We don’t get the full story here, and now that Ephron has passed away, this collection is as close as we’re ever going to get to an autobiography. The facts are all here: the glamorous Beverly Hills childhood where Dorothy Parker or Lillian Ross might stop by her parents’ house for drinks, the girl-reporter-in-the-city years, the disastrous dissolution of her marriage to Carl Bernstein. For me, the only real highlight of this arrangement came when Ephron’s 1972 think piece on attending her 10-year Wellesley College reunion flowed into her 1996 Wellesley commencement address, followed by her tart and amusing 1970 profile of Helen Gurley Brown, creating a neat little feminist trifecta.
Certainly, no one’s even tried to make one based on the central idea that there might be equality and friendship between the sexes

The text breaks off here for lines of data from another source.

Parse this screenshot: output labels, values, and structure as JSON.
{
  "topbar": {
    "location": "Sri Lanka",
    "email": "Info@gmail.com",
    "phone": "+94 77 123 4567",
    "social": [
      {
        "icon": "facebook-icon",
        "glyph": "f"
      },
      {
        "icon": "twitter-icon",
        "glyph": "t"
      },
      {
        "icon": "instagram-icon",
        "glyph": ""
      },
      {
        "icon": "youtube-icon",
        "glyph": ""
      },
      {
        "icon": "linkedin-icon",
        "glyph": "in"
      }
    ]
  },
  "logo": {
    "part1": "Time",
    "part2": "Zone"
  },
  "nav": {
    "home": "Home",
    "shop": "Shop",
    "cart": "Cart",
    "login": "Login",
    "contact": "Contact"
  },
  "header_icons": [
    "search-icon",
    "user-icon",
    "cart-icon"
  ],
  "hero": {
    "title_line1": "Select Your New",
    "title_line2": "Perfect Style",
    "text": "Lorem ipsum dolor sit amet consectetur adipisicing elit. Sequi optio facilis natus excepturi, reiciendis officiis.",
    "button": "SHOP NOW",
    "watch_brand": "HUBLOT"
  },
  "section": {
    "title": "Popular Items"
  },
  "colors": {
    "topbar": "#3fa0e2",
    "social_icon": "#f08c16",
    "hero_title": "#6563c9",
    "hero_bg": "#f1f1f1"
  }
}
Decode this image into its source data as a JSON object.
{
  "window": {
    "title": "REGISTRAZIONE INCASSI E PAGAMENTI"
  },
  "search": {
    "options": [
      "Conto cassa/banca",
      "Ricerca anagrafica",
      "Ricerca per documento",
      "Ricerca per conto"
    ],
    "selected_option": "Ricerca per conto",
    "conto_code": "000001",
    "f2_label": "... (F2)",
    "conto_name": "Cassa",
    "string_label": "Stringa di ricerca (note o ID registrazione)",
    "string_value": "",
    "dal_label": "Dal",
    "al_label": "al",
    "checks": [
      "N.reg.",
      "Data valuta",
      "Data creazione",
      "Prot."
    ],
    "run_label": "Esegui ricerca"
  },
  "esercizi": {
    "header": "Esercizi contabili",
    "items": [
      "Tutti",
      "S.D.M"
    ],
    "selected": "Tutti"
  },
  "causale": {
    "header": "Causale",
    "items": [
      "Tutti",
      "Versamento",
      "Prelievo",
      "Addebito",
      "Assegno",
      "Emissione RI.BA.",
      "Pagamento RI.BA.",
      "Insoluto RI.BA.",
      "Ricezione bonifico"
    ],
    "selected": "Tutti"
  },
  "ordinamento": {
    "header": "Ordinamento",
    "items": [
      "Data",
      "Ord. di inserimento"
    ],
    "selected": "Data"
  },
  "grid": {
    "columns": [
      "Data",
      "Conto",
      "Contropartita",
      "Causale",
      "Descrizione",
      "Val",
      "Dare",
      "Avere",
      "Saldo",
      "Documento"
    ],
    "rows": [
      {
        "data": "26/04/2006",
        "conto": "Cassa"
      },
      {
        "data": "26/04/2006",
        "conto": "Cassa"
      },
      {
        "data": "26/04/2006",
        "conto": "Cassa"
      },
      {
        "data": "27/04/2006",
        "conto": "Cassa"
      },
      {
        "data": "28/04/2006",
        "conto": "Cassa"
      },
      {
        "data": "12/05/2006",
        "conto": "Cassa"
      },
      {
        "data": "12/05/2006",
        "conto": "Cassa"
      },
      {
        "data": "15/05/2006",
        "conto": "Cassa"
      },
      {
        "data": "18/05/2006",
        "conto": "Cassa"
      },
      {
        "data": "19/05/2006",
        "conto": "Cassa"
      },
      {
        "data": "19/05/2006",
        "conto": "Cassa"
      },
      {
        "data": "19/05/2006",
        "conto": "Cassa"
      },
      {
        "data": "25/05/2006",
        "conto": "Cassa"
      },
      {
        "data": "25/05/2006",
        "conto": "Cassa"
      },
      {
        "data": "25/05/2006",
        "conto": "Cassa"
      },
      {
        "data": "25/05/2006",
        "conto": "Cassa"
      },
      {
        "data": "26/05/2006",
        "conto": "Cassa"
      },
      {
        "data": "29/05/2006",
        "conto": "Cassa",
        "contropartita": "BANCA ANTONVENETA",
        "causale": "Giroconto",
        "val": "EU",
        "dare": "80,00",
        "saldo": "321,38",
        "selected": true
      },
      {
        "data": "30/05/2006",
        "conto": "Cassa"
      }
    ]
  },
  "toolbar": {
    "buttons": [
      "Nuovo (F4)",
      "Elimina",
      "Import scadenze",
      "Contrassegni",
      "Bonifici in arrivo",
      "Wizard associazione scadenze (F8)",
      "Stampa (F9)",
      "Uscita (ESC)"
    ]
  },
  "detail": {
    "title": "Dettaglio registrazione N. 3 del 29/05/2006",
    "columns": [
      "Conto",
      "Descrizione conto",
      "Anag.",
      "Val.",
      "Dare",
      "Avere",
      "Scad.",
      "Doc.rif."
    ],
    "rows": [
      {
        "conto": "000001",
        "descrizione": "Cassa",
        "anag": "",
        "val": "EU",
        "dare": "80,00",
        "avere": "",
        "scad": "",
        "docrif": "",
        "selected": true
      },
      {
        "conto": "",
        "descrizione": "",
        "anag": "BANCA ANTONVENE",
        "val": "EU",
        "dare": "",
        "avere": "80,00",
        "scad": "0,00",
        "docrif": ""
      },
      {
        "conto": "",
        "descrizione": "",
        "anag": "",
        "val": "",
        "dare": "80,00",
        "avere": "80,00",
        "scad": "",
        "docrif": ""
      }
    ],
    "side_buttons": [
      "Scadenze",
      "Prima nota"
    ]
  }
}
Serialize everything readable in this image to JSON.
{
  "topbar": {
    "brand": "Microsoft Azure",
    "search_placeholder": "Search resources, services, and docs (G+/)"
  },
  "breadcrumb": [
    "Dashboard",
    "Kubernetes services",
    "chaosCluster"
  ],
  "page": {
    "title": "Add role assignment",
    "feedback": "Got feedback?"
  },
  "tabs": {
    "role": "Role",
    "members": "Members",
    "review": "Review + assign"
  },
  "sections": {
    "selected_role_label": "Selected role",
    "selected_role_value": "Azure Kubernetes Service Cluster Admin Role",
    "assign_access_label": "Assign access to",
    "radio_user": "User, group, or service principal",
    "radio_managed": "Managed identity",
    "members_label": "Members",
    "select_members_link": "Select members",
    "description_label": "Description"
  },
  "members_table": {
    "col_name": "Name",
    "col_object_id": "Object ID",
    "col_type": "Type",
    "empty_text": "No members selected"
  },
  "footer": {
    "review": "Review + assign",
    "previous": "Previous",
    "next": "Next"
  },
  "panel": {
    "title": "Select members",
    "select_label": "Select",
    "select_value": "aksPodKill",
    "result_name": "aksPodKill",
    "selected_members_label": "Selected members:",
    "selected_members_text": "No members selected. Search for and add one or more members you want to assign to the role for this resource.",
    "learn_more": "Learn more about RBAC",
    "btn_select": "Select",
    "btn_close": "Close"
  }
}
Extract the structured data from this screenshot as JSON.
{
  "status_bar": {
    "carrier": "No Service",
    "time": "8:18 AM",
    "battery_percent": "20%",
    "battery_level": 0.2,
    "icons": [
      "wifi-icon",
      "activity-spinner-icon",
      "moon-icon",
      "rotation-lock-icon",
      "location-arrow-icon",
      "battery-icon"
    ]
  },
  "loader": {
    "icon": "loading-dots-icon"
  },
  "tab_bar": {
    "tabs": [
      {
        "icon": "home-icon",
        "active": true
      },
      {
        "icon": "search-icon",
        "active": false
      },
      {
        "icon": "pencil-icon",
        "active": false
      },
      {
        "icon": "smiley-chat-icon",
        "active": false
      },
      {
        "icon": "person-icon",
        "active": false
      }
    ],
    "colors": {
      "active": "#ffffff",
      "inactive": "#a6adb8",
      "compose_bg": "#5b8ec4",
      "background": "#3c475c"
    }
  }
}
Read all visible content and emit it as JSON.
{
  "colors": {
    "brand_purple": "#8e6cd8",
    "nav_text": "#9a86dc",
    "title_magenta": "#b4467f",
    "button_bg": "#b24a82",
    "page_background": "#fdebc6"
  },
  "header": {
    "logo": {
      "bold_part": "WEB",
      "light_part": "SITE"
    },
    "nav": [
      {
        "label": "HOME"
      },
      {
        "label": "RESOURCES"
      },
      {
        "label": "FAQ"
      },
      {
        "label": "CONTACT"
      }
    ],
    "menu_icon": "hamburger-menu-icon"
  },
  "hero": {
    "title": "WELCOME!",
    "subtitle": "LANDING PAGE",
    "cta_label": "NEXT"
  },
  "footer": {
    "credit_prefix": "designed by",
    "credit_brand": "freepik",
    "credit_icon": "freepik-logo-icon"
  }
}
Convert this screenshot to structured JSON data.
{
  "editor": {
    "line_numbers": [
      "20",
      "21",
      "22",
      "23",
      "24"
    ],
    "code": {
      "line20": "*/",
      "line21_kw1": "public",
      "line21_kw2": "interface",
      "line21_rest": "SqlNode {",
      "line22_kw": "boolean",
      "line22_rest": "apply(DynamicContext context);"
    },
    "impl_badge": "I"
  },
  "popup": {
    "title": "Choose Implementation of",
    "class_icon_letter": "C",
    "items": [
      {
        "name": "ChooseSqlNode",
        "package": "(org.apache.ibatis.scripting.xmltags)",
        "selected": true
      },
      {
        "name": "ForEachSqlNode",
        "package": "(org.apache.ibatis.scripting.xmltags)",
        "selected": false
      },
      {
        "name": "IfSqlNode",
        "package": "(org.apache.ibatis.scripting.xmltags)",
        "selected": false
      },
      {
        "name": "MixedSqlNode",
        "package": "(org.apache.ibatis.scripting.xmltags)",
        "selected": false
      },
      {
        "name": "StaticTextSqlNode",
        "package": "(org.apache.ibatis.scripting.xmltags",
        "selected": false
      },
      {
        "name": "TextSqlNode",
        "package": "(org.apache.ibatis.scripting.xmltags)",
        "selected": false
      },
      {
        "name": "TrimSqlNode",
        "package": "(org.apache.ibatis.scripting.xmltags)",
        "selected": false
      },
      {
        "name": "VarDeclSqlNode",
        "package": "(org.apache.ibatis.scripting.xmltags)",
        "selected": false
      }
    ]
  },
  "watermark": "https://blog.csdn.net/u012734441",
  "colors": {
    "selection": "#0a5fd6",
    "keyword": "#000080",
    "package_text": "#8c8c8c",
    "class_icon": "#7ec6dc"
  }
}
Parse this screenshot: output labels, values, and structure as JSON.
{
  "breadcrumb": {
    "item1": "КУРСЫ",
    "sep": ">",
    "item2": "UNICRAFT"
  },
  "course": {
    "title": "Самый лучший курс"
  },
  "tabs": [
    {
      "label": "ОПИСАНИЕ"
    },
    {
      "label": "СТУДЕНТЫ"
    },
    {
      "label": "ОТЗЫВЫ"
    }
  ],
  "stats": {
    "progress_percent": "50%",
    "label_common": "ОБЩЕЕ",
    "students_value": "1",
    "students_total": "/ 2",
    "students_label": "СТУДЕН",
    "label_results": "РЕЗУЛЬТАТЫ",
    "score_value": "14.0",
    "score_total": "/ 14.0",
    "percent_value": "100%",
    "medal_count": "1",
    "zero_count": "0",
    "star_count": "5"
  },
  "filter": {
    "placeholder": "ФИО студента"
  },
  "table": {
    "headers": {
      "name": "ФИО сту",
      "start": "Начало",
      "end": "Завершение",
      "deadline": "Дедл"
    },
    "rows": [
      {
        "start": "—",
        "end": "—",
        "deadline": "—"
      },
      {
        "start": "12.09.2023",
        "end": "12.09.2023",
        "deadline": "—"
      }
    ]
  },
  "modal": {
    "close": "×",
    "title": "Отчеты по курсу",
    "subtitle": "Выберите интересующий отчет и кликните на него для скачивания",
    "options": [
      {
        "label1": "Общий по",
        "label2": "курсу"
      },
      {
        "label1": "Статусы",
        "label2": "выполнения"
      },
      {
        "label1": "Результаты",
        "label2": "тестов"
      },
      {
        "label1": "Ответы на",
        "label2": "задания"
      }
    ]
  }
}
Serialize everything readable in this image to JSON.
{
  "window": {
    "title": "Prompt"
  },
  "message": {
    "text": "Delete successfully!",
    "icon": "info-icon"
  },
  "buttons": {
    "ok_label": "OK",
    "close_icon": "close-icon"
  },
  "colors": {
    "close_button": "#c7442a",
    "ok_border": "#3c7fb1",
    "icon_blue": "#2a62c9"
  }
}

Of course, Ephron was also a director – and in the end she will probably be best remembered for commercially successful romantic comedies like “Sleepless in Seattle” and “You’ve Got Mail” – but as Robert Gottlieb points out in his brief introduction to the book, the Oprah-bumped, million-plus success of her 2006 essay collection, “I Feel Bad About My Neck,” ushered in a new stage of her career. Continue reading «It’s just all jumbled up and out of chronological order»